At this point you can add the vanilla essence….a couple of tea spoons.
We’re up to the mid point of the process….the adding of the dry ingredients and the fruit.
Make sure you sift all the dry ingredients together before you add them to the mixture….see pic below.
Add the flour…..about half the quantity. Once that is well combined into the mixture you then add around half the quantity of fruit. When the fruit is mixed in you may add any alcohol or essence that you decide to put in for extra flavour. You repeat the process until all the dry ingredients and fruit are combined.
For this process you can shed the electric mixer and use your hands or a wooden spoon to hand mix the flour and the fruit. Some die-hards would never use the electric beater….they feel you get a better result if hands or a wooden spoon are enlisted. I’ll leave it up to you.
Lastly, once all the ingredients so far have been successfully stirred together, you add the final ingredients, being, the treacle and the apricot jam. A note: these two things are optional, in my opinion. I do add them but if you chose not to….it’s not like you going to ruin your pudding. It will still be a good pudding.
Finally, it’s time to pour your pudding mixture into the centre of a square piece of calico. The calico is pre-cut and also soaked in cold water. Wring out any excess water from the calico….pour out the mixture….then gather the rag and form a closure, a bit like a “money bag”. Make sure all the sides of the rag are gathered together and you haven’t missed a bit.
Then tie off the top of the rag with string . Make sure you tie it well….go around several times and tie it off several times.
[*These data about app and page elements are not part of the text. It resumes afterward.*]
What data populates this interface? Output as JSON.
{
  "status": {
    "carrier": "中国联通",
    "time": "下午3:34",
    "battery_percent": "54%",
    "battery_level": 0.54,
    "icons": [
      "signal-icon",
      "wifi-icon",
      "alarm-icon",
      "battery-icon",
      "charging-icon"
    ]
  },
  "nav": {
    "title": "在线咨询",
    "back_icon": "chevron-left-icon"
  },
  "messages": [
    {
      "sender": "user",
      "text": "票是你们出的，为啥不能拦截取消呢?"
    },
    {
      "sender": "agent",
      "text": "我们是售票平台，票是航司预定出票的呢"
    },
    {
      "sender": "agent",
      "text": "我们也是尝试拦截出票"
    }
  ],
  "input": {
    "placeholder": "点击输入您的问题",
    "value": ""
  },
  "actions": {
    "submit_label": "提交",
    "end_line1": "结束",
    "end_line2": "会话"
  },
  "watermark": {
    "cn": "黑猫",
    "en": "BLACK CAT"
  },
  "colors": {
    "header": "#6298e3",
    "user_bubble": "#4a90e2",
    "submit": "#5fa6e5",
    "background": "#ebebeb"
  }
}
Don’t be stingy on the length of the string….hopefully there will be a good bit of it left after tying which can be used to hang the pudding.
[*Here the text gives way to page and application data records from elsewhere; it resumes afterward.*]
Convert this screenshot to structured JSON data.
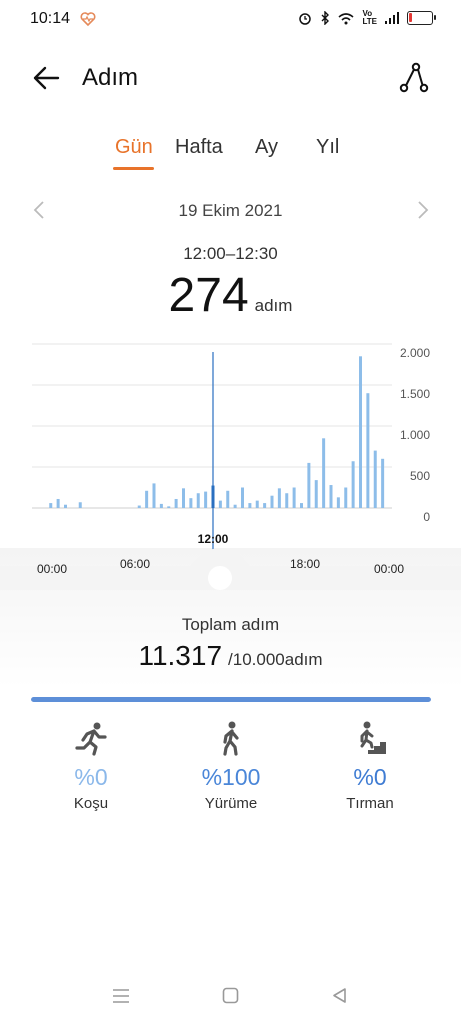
{
  "status": {
    "time": "10:14",
    "network": "Vo\nLTE"
  },
  "header": {
    "title": "Adım"
  },
  "tabs": [
    "Gün",
    "Hafta",
    "Ay",
    "Yıl"
  ],
  "date_label": "19 Ekim 2021",
  "selected": {
    "time_range": "12:00–12:30",
    "steps": "274",
    "unit": "adım",
    "marker_label": "12:00"
  },
  "chart_data": {
    "type": "bar",
    "x_labels_bottom": [
      "00:00",
      "00:00"
    ],
    "x_labels_top": [
      "06:00",
      "18:00"
    ],
    "y_ticks": [
      "2.000",
      "1.500",
      "1.000",
      "500",
      "0"
    ],
    "ylim": [
      0,
      2000
    ],
    "xlim_hours": [
      0,
      24
    ],
    "bars": [
      {
        "h": 1.0,
        "v": 60
      },
      {
        "h": 1.5,
        "v": 110
      },
      {
        "h": 2.0,
        "v": 40
      },
      {
        "h": 3.0,
        "v": 70
      },
      {
        "h": 7.0,
        "v": 30
      },
      {
        "h": 7.5,
        "v": 210
      },
      {
        "h": 8.0,
        "v": 300
      },
      {
        "h": 8.5,
        "v": 50
      },
      {
        "h": 9.0,
        "v": 20
      },
      {
        "h": 9.5,
        "v": 110
      },
      {
        "h": 10.0,
        "v": 240
      },
      {
        "h": 10.5,
        "v": 120
      },
      {
        "h": 11.0,
        "v": 180
      },
      {
        "h": 11.5,
        "v": 200
      },
      {
        "h": 12.0,
        "v": 274,
        "selected": true
      },
      {
        "h": 12.5,
        "v": 90
      },
      {
        "h": 13.0,
        "v": 210
      },
      {
        "h": 13.5,
        "v": 40
      },
      {
        "h": 14.0,
        "v": 250
      },
      {
        "h": 14.5,
        "v": 60
      },
      {
        "h": 15.0,
        "v": 90
      },
      {
        "h": 15.5,
        "v": 60
      },
      {
        "h": 16.0,
        "v": 150
      },
      {
        "h": 16.5,
        "v": 240
      },
      {
        "h": 17.0,
        "v": 180
      },
      {
        "h": 17.5,
        "v": 250
      },
      {
        "h": 18.0,
        "v": 60
      },
      {
        "h": 18.5,
        "v": 550
      },
      {
        "h": 19.0,
        "v": 340
      },
      {
        "h": 19.5,
        "v": 850
      },
      {
        "h": 20.0,
        "v": 280
      },
      {
        "h": 20.5,
        "v": 130
      },
      {
        "h": 21.0,
        "v": 250
      },
      {
        "h": 21.5,
        "v": 570
      },
      {
        "h": 22.0,
        "v": 1850
      },
      {
        "h": 22.5,
        "v": 1400
      },
      {
        "h": 23.0,
        "v": 700
      },
      {
        "h": 23.5,
        "v": 600
      }
    ]
  },
  "summary": {
    "label": "Toplam adım",
    "total": "11.317",
    "goal": "/10.000adım",
    "progress": 1.0
  },
  "activities": [
    {
      "icon": "running-icon",
      "percent": "%0",
      "label": "Koşu",
      "color": "#8bb8ea"
    },
    {
      "icon": "walking-icon",
      "percent": "%100",
      "label": "Yürüme",
      "color": "#4a86d8"
    },
    {
      "icon": "climbing-icon",
      "percent": "%0",
      "label": "Tırman",
      "color": "#3f7cd3"
    }
  ],
  "colors": {
    "accent": "#e8732a",
    "bar": "#8dbde9",
    "bar_selected": "#2a6fc0"
  }
}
Important….leave a bit of space at the top between the mixture and the level of the rag you tie off…..that is, allow a bit of space for the pudding to expand in the rag…it will.
Now you need to boil your pudding. Gently lower your pudding into a pot of boiling water. Make sure your water is boiling on the stove and that your pot is big enough to comfortably accommodate the size of your pudding.
Boil your pudding for approximately 3 – 4 hours. It’s a bit of a process because you can’t really leave it during that time. You will need to keep an eye on the water level….continually topping up so your pudding doesn’t boil dry.
Note also….put a small saucer at the bottom of pot so that your pudding is not sitting directly on the bottom, but cushioned from direct contact with the heat.
At the end of 4 hrs take your pudding out of the hot water. It is now ready to eat…..un-peel the calico and serve with fresh cream or brandy sauce.
Or…..as it usual, you eat your pudding at a later date. Hanging the pudding for a period of time is suggested as it allows all the flavours and spices to penetrate the whole pudding. Some people hang theirs for months.
A “hung pudding” will require re-heating. Although the pudding is cooked when you go to re-heat it you will need to re-place it into a pot of boiling water, as before. In order to re-heat the pudding thoroughly you will need to leave it for at least 2 hours….for the heat to really penetrate the mass of the object. The water should already be boiling when you add the pudding.
You can cheat and take it out of the rag, cold and put cut pieces in the micro wave….this is not as dramatic and nowhere near a nice. But go ahead…..
So that’s it! That’s one version of a plum pudding recipe. Let me know how you go.